Tamils say they would still pay people smugglers to journey to Australia

Saturday, 5 October 2013 00:00 -     - {{hitsCtrl.values.hits}}
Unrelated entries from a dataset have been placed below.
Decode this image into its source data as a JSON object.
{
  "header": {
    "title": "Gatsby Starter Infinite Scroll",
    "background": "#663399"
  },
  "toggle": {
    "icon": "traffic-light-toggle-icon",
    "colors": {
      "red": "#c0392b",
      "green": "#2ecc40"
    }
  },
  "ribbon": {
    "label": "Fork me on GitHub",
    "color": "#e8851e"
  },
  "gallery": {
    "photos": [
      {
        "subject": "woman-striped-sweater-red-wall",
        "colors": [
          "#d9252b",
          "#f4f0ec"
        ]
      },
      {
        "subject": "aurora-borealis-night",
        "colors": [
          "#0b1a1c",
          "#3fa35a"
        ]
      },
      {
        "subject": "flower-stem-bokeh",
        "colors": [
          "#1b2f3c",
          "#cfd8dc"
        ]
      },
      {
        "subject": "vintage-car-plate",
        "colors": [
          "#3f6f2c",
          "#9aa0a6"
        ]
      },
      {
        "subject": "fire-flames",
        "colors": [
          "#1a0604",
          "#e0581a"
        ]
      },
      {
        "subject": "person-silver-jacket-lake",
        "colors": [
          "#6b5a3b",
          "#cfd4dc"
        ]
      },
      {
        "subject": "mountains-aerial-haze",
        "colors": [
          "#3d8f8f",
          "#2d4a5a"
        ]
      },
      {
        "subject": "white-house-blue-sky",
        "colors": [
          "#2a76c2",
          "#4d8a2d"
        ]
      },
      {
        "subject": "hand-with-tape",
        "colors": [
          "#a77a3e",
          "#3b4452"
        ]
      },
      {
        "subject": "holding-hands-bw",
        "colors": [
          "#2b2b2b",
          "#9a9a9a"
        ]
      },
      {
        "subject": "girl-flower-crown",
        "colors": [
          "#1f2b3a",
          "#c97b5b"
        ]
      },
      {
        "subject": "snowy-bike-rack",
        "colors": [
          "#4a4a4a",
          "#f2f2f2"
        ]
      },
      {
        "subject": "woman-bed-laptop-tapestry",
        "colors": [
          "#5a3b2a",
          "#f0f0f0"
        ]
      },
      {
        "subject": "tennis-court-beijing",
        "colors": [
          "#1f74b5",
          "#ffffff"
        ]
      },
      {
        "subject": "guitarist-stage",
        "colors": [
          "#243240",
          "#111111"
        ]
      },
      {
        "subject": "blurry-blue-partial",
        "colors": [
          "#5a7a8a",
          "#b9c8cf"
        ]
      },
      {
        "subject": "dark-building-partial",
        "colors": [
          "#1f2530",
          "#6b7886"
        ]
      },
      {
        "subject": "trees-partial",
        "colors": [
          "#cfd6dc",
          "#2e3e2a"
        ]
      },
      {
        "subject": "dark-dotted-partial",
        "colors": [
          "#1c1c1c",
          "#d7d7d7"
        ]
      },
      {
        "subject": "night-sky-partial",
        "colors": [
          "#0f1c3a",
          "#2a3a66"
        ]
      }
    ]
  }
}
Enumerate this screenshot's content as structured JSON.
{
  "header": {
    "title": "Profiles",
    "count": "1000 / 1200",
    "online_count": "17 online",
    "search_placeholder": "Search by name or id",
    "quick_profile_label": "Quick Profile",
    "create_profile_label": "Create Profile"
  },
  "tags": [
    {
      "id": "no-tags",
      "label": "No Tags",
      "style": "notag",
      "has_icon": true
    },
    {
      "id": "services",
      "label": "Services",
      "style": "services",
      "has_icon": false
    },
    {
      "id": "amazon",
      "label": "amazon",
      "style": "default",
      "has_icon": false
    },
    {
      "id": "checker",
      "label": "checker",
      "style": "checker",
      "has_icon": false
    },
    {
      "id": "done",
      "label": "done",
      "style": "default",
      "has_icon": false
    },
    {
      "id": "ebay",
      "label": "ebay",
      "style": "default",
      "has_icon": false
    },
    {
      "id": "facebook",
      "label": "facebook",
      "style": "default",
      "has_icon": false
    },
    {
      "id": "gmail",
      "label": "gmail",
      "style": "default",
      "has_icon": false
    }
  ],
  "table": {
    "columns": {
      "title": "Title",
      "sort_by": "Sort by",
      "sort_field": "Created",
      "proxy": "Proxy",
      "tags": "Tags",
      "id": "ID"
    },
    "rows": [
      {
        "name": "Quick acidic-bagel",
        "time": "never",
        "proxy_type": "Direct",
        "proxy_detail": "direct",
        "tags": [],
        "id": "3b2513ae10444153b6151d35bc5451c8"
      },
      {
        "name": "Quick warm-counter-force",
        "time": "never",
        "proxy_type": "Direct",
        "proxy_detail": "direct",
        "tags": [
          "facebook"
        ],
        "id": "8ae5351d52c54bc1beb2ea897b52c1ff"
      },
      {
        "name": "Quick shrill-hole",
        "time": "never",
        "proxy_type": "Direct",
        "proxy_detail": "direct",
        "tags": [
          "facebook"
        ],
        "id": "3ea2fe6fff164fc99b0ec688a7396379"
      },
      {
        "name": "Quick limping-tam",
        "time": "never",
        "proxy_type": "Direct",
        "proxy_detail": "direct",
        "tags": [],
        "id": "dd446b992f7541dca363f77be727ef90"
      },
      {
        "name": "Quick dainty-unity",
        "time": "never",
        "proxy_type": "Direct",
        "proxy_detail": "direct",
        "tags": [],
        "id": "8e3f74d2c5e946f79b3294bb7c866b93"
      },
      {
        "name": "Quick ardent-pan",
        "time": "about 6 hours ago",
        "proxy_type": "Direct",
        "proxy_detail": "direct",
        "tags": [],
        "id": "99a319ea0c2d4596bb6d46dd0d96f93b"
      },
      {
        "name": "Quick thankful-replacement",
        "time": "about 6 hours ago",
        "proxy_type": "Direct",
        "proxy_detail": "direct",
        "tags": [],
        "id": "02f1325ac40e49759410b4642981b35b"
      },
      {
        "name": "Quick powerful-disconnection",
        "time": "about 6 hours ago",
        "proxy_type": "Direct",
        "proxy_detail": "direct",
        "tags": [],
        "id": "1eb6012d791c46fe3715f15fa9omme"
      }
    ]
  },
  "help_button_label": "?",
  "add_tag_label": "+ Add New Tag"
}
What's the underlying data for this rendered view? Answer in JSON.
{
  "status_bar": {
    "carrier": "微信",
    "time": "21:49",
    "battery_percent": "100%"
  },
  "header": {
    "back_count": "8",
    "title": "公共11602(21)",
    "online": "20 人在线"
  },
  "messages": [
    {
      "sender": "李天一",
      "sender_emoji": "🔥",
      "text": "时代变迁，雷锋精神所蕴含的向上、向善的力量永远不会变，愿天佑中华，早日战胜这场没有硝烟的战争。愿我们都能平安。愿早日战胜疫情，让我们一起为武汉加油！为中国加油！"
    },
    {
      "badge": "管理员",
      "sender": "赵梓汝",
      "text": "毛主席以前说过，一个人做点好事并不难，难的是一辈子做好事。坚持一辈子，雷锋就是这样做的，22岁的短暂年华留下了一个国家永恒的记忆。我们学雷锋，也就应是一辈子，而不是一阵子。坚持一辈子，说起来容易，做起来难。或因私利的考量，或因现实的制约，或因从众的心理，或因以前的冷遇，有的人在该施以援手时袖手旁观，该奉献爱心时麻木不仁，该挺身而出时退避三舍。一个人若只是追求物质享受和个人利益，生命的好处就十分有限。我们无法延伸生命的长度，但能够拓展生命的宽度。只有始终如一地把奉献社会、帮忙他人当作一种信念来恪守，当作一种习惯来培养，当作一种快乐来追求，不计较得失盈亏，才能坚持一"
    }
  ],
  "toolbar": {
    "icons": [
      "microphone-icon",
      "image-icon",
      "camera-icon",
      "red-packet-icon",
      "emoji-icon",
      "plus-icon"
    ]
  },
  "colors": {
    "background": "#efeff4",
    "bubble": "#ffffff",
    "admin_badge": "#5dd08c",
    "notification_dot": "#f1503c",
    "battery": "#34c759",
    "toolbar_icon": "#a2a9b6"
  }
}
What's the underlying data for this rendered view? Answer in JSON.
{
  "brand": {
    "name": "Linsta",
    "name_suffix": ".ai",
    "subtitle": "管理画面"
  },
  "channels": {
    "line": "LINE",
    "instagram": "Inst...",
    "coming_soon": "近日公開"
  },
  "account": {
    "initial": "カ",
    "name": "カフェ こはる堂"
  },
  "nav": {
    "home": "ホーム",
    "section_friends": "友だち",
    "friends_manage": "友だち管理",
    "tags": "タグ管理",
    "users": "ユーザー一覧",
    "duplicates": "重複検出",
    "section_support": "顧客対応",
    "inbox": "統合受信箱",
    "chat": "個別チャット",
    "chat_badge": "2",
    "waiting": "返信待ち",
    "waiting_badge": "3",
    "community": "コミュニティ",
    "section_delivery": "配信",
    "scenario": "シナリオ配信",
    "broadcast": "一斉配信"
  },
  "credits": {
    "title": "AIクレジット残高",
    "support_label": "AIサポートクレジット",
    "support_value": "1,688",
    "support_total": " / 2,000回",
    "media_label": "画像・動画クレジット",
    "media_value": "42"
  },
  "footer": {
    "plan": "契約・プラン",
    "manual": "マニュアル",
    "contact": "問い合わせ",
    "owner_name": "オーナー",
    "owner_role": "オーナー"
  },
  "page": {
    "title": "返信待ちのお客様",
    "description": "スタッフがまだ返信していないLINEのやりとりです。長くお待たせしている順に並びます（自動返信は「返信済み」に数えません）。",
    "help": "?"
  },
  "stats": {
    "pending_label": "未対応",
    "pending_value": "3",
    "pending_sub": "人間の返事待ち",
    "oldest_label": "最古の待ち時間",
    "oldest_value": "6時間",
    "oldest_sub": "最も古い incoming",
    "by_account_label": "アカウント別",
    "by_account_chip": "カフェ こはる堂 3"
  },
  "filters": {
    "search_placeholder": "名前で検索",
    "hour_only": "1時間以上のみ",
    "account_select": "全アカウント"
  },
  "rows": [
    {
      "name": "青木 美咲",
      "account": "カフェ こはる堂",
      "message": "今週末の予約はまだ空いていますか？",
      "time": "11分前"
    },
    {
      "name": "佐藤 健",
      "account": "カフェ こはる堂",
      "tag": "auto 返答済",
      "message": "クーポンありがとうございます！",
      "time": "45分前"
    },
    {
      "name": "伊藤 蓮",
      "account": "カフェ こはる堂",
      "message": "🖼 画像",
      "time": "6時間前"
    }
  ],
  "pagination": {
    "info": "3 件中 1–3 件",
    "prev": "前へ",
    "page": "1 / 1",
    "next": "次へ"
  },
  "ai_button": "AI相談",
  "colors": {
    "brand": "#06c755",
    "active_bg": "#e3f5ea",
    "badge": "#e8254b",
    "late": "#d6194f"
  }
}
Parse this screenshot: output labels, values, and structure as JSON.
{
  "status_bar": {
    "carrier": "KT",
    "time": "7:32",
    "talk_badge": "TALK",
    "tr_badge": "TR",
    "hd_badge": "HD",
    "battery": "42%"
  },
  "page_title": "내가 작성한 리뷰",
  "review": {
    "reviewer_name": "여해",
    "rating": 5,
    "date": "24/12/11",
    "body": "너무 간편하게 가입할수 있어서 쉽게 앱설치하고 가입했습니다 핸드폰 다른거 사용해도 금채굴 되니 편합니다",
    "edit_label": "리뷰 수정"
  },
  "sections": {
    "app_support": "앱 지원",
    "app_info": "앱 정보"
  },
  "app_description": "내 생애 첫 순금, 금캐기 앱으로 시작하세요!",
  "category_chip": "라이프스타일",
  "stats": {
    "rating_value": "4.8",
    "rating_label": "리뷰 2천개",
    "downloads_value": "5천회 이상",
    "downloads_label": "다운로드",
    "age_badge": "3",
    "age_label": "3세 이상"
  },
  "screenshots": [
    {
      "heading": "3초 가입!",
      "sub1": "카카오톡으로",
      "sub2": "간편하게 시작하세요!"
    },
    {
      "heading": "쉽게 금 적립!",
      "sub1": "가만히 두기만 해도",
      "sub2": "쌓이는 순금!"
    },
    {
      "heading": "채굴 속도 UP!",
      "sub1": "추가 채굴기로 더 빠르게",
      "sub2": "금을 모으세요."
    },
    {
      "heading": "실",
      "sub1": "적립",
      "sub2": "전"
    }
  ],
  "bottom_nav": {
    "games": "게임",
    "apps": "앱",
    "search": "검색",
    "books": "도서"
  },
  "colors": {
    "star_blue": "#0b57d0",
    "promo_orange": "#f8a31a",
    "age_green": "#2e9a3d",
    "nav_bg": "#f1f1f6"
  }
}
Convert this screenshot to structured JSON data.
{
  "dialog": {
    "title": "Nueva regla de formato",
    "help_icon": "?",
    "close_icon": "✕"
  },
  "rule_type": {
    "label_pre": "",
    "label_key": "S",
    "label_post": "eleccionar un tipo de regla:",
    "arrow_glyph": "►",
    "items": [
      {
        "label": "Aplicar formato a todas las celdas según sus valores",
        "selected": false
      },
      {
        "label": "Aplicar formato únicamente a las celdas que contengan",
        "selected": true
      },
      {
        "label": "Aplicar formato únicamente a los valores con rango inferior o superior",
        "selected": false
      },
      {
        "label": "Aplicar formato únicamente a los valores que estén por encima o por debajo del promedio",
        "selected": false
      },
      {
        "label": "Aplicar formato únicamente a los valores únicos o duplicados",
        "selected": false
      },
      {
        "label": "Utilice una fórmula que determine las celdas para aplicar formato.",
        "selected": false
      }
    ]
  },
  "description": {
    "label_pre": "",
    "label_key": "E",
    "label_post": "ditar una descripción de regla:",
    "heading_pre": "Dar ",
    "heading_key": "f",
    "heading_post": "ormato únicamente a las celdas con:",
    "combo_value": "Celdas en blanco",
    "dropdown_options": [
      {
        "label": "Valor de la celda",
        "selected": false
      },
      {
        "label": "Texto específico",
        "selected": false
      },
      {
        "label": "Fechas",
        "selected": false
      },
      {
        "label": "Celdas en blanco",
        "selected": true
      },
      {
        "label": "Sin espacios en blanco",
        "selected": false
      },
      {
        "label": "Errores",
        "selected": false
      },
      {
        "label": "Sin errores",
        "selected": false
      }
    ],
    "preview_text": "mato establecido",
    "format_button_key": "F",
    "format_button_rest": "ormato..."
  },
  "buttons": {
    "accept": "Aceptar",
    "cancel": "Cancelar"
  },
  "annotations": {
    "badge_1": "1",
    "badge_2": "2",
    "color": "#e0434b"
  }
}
ABC: Tamils in northern Sri Lanka say they are still prepared to pay people smugglers to get them to Australia, despite the new Government’s crackdown. Thousands of Tamils have left the region in the aftermath of the country’s civil war, and many say they would do anything to travel to a safe country like Australia. Murali, a Tamil, works as a goat herder in a small village not far from Jaffna, the main city in Sri Lanka’s north. He got in touch with people smugglers late last year, handing over $3,000 to join more than 80 people crammed inside the hull of a small fishing boat. “The Government doesn’t like me because I am Tamil and they just assume I am a Tamil Tiger supporter,” he said. After three weeks at sea, Murali’s journey ended at Christmas Island, where he was processed and sent back to Sri Lanka. “We were on Christmas Island for about 20 days,” he said. “After that, the officials told us we were being transferred to another place. They didn’t tell us it was going to be Sri Lanka.” Tough new laws not working as a deterrent Nine months later, Murali says the Government’s tough new laws have not deterred him from trying to make the journey again. “We heard about the people being transferred to Papua New Guinea on the television and the radio,” he said. “I would still rather still rather live there than in Sri Lanka.” Krishnan, another Tamil who was sent back to Sri Lanka after travelling to Australia by boat, says he too would be prepared to make the journey again. “I pawned my shop for 10 lakhs or over $8,000 to pay for my voyage and I am still working to get it back now,” he said. “I didn’t know about the tough laws Australia has before I left Sri Lanka. But I am very scared living here in Sri Lanka and I would pay again to go to Australia.” Tamils looking for ‘security and dignity’, human rights activist says Ruki Fernando, a human rights activist based in Colombo, says there are a number of reasons why Australia is attractive destination for Tamil refugees. “Whether it’s economic factors or whether it’s political persecution, it’s because they are unable to live with dignity and in a secure way,” he said. But Foreign Minister Professor G.L. Peiris says the Government’s message has made an impact. “This heavenly life which they have been led to expect is not going to materialise,” he said. “They will not be allowed to work there or, indeed, land there. They will be sent to Manus Island.”